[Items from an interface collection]
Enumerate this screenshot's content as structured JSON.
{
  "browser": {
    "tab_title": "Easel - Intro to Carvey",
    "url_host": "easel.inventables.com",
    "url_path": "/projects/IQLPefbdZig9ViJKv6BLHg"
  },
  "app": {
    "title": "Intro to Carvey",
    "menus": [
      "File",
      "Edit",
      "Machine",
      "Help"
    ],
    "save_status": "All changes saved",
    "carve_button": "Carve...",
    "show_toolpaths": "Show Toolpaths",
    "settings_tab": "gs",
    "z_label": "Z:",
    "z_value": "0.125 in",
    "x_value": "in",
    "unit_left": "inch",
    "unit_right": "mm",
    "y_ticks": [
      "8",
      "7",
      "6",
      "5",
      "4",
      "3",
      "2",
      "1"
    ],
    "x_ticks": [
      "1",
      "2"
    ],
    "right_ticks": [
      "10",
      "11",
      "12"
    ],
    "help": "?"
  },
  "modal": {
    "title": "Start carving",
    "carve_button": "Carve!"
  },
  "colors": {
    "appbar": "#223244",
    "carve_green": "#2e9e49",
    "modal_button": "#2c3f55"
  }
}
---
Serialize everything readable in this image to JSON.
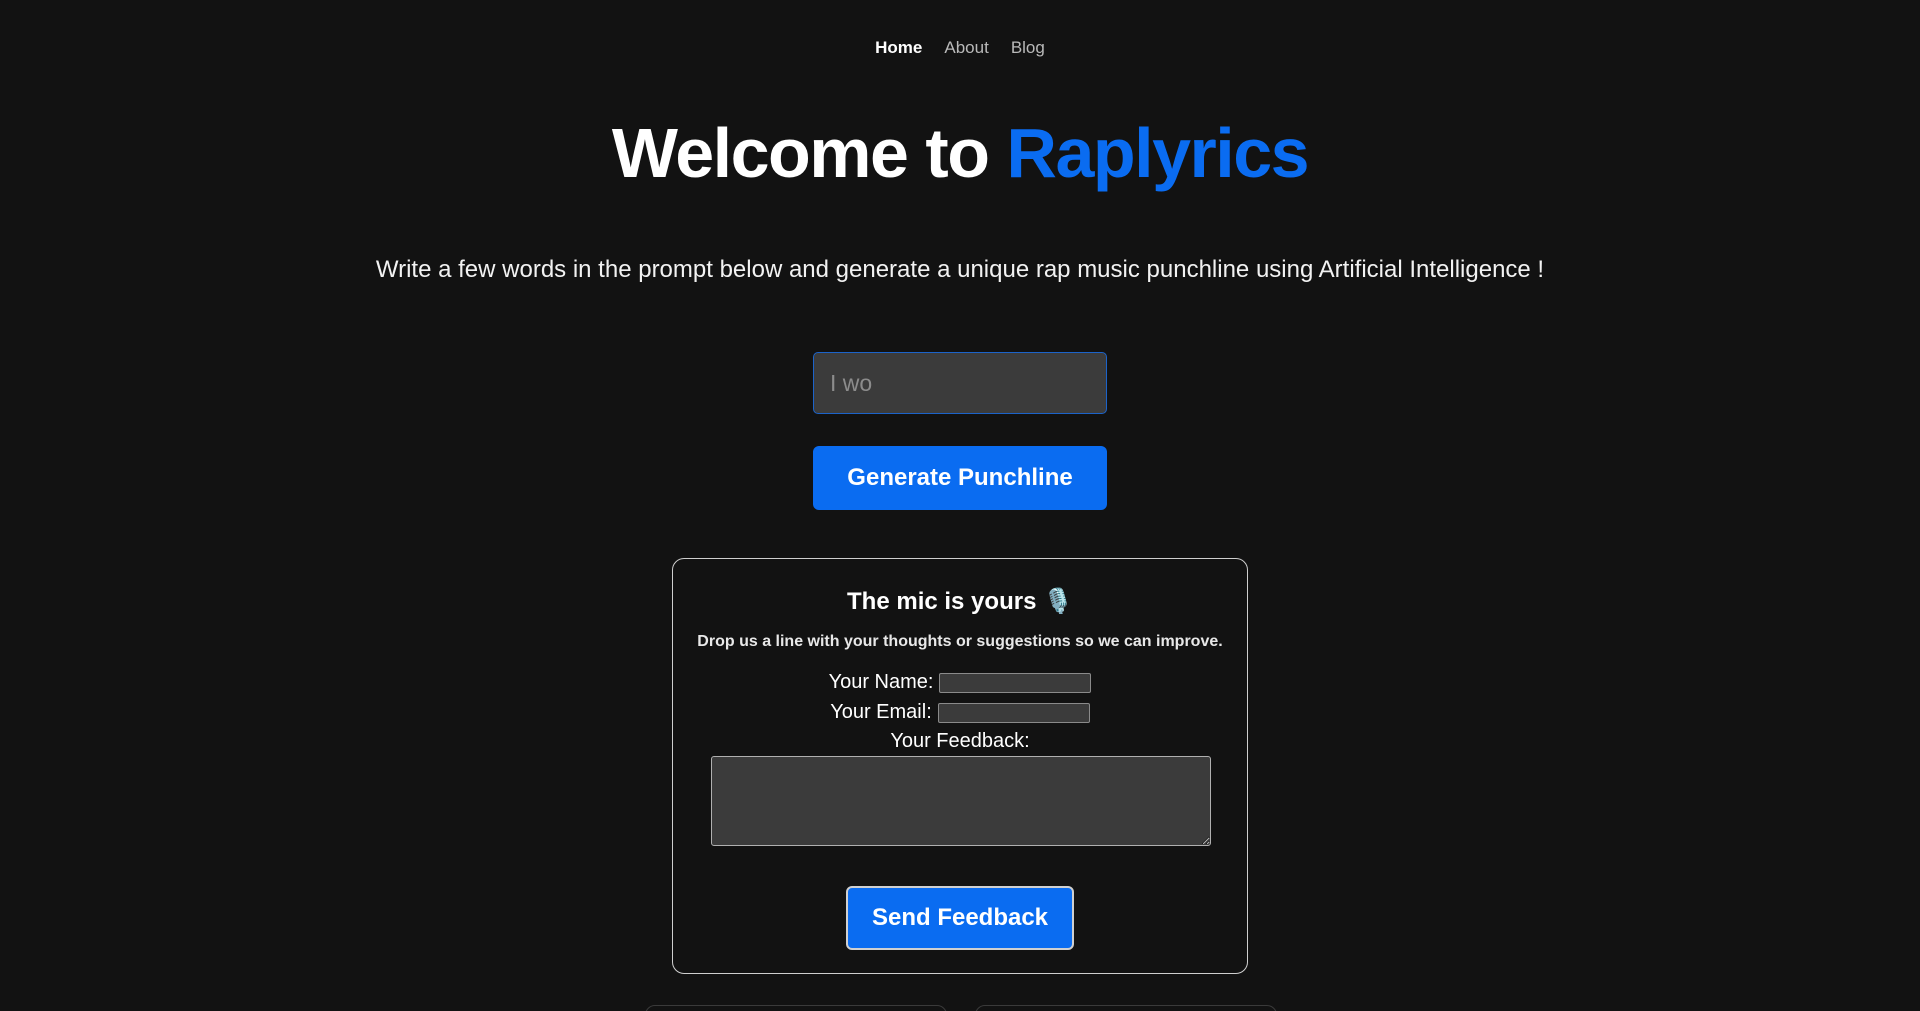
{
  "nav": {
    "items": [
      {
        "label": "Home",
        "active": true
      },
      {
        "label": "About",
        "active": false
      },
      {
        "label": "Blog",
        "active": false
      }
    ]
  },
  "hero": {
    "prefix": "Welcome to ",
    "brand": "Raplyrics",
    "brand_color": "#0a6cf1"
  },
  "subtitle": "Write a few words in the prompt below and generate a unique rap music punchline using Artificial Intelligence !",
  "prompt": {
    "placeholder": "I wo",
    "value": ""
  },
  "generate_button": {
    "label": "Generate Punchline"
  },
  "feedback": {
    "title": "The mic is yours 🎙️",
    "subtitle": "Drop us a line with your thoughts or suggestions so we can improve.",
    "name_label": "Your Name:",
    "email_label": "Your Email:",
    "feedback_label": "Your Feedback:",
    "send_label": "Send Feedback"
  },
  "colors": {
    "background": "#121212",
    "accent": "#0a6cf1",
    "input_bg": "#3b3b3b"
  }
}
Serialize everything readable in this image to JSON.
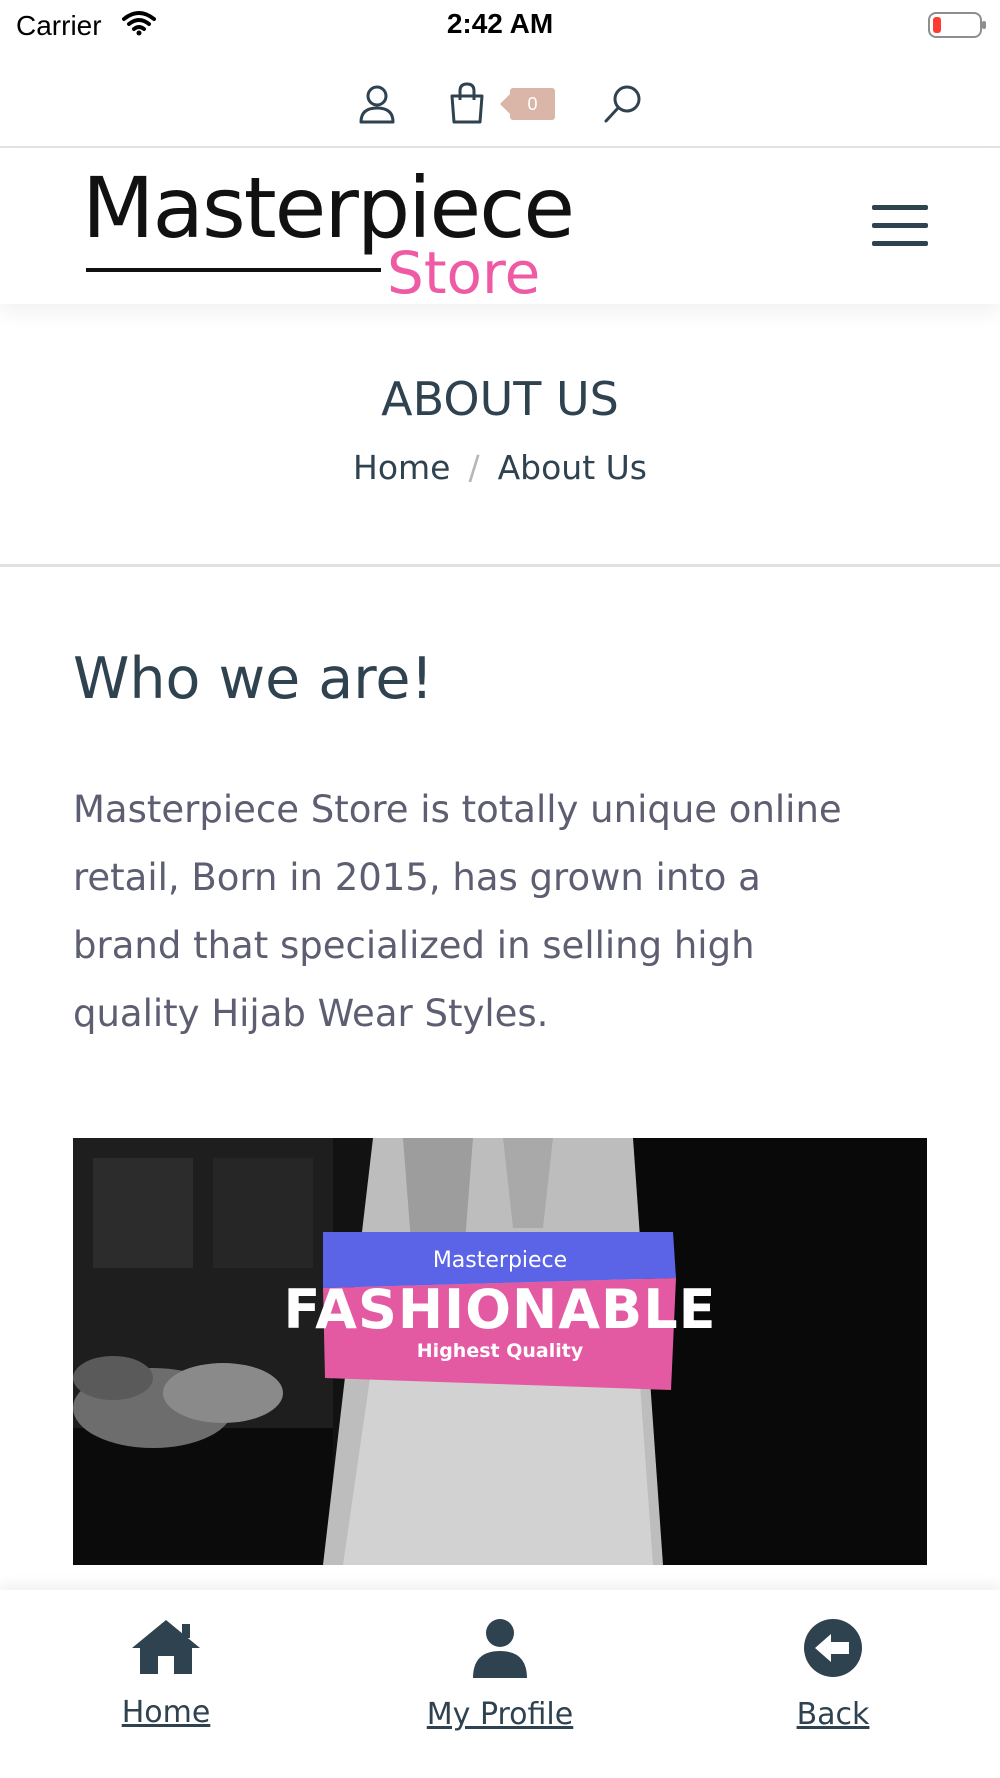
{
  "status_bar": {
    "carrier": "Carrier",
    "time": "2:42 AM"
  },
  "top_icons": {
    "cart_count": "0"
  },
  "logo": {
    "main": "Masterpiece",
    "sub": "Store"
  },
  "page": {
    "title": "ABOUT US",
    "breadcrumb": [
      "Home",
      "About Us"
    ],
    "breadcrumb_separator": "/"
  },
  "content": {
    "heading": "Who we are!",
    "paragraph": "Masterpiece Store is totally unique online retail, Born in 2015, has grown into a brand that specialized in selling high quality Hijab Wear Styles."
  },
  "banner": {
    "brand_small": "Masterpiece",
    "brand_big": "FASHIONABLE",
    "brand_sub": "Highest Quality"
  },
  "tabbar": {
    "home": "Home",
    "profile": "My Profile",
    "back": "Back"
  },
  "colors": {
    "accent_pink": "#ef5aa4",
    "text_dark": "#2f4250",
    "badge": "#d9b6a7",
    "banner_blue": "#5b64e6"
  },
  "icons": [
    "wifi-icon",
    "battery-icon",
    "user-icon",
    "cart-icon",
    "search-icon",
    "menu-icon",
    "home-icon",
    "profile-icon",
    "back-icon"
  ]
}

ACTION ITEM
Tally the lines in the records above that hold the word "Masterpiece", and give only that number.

TASK SOLUTION
3